> [Your objective]: Scan the listing below for "JSON", then report every line that has it.

> [Material supplied]:
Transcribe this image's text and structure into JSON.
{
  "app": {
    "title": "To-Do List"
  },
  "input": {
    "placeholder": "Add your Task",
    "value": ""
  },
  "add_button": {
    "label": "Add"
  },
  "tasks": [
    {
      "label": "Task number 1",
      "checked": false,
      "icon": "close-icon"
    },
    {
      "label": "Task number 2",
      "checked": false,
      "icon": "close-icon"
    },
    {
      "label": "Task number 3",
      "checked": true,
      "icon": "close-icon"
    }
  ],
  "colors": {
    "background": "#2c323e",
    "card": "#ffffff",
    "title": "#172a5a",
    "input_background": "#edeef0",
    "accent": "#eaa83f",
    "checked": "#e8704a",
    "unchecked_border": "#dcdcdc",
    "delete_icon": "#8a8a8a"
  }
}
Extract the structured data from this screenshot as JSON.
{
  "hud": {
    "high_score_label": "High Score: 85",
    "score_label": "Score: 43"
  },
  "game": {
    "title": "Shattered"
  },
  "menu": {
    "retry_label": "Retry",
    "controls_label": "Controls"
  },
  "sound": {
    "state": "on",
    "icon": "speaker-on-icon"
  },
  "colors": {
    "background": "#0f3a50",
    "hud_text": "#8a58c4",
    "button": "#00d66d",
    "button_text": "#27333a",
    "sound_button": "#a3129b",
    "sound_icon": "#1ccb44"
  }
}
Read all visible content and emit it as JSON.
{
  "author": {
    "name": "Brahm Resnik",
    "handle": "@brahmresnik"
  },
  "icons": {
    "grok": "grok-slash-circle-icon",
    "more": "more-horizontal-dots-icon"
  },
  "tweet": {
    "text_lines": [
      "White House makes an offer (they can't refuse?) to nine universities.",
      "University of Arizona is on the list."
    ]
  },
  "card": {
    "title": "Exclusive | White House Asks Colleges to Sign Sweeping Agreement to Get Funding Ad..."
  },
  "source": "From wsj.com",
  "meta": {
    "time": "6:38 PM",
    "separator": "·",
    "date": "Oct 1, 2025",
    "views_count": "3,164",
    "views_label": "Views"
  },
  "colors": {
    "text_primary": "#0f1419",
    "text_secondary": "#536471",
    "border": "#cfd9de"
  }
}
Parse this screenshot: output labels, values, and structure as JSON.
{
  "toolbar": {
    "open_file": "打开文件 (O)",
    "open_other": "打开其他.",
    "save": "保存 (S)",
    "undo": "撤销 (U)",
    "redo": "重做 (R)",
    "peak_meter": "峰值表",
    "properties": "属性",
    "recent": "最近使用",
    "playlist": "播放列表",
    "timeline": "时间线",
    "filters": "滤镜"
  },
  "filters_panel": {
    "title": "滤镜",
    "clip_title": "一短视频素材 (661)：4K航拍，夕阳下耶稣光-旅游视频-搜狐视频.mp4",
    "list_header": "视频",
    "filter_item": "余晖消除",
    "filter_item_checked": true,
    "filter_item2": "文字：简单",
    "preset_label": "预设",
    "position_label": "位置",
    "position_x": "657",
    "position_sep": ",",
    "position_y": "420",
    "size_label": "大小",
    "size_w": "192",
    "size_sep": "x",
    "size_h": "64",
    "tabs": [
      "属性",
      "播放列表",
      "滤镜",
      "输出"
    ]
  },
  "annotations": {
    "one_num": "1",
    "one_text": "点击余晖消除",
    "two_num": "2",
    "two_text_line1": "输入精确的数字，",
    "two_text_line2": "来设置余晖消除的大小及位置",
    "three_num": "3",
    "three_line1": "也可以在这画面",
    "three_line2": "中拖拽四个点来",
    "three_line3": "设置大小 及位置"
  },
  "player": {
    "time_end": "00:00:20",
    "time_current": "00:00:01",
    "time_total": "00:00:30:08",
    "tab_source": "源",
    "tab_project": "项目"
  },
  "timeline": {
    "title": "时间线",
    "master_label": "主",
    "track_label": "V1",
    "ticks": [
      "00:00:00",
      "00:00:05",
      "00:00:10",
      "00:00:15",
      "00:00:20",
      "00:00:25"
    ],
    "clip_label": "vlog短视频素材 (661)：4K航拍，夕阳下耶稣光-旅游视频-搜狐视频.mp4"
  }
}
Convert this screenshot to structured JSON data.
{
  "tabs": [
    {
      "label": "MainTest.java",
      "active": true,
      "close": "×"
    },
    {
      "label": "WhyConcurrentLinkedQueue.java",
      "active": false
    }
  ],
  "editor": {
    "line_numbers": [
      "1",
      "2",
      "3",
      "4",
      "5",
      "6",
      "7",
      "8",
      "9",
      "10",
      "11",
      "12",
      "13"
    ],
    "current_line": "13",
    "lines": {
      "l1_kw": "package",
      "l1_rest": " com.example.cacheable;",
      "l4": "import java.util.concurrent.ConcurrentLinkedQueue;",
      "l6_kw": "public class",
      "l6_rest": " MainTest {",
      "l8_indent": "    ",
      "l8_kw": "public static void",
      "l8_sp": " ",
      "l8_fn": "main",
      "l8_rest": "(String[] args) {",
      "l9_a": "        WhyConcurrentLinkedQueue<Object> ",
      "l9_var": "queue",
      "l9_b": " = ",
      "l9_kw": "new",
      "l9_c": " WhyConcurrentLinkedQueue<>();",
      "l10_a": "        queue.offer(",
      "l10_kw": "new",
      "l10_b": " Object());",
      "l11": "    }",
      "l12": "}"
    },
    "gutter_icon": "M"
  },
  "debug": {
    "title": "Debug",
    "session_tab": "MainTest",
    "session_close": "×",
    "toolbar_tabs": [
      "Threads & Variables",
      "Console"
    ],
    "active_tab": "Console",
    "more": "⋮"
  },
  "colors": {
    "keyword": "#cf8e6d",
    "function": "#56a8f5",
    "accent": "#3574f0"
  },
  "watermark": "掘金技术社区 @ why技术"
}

> [Solution]:
Transcribe this image's text and structure into JSON.
Extract the structured data from this screenshot as JSON.
Read all visible content and emit it as JSON.
Parse this screenshot: output labels, values, and structure as JSON.
Convert this screenshot to structured JSON data.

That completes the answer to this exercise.